1994 On Warfare: An Answer to N.A. Chagnon. American Ethnologist 21(4): 845-862. Anthrosource, accessed October 24, 2012.
The author, Lizot, criticizes Chagnon’s interpretations of why the Yanomami engage in warfare. Chagnon states that women are the primary cause for war among the Yanomami. Lizot, however, sides partly with Harris, who hypothesized that a lack of protein causes warfare. Lizot also states warfare is caused because of the need to gain resources, including both food and women for reproduction.
2001 Anthropology and Public Culture: The Yanomami, Science and Ethics. Anthropology Today 17(3): 10-14
This is about how the members of the Yanomamo tribe have changed since the 5th edition of the Yanomamo book was written.
Other Reference Cited:
Southern Methodist University
Yanomamo. Electronic document, http://faculty.smu.edu/dwilson/ANTH3313/PDFs/1-14/010_Yanomamo.pdf, October, 29, 2012.
University of California
Napolean Chagnon and a Yanomamo. Electronic document, http://www.bing.com/images/search? q=yanomamo&view=detail&id=EDBFAB4666CB29AA2EA2B7D29BBE5DBCCE142C3E&first=1, October 29, 2012.
Grading Criteria (these are not weighted equally)
Full reference to the ethnography at start of entry. Yes
Creativity, planning/organization, and depth of reflection on the issue at hand. Nicely organized with a good depth of research.

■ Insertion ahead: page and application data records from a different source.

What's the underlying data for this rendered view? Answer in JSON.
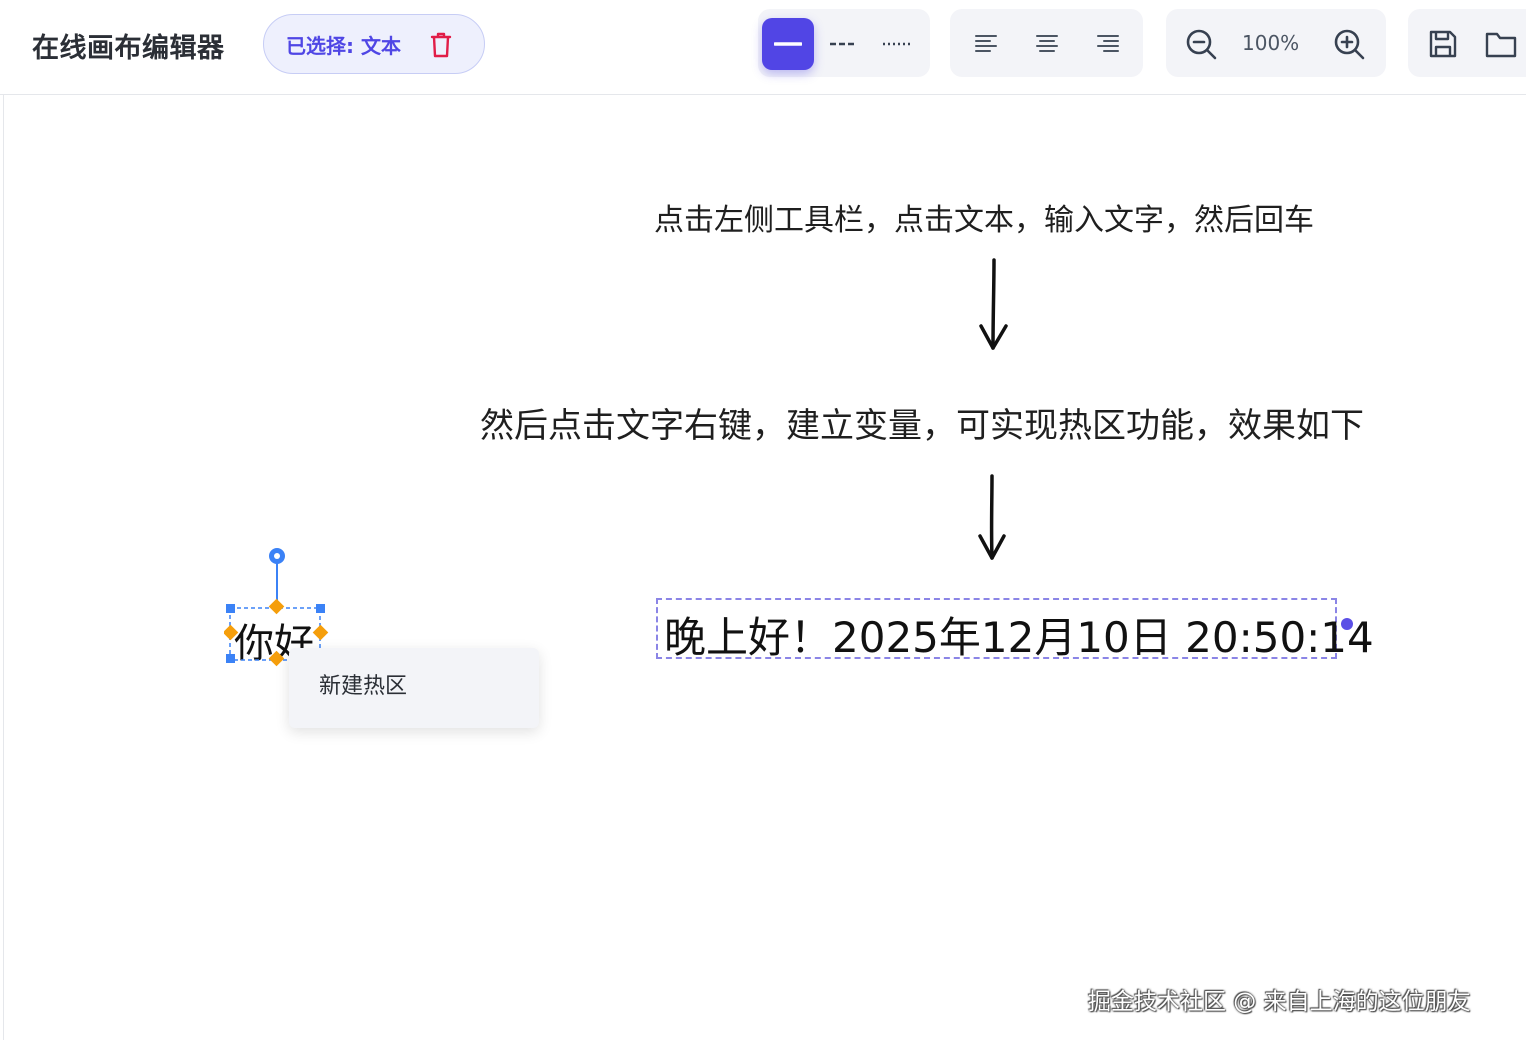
{
  "header": {
    "app_title": "在线画布编辑器",
    "selection_label": "已选择: 文本",
    "zoom_level": "100%"
  },
  "toolbar": {
    "line_styles": [
      "solid",
      "dashed",
      "dotted"
    ],
    "active_line_style": "solid",
    "align_options": [
      "left",
      "center",
      "right"
    ]
  },
  "canvas": {
    "step1_text": "点击左侧工具栏，点击文本，输入文字，然后回车",
    "step2_text": "然后点击文字右键，建立变量，可实现热区功能，效果如下",
    "greeting_text": "晚上好！2025年12月10日 20:50:14",
    "selected_text": "你好"
  },
  "context_menu": {
    "items": [
      {
        "label": "新建热区"
      }
    ]
  },
  "watermark": "掘金技术社区 @ 来自上海的这位朋友",
  "colors": {
    "accent": "#5145e5",
    "danger": "#e11d48",
    "selection_blue": "#3b82f6",
    "handle_orange": "#f59e0b"
  }
}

Style (subsections, American Antiquity style, figure captions, writing, grammar etc.). Very well written (unusual for me to make so few editing suggestions. Good grasp of American Antiquity style.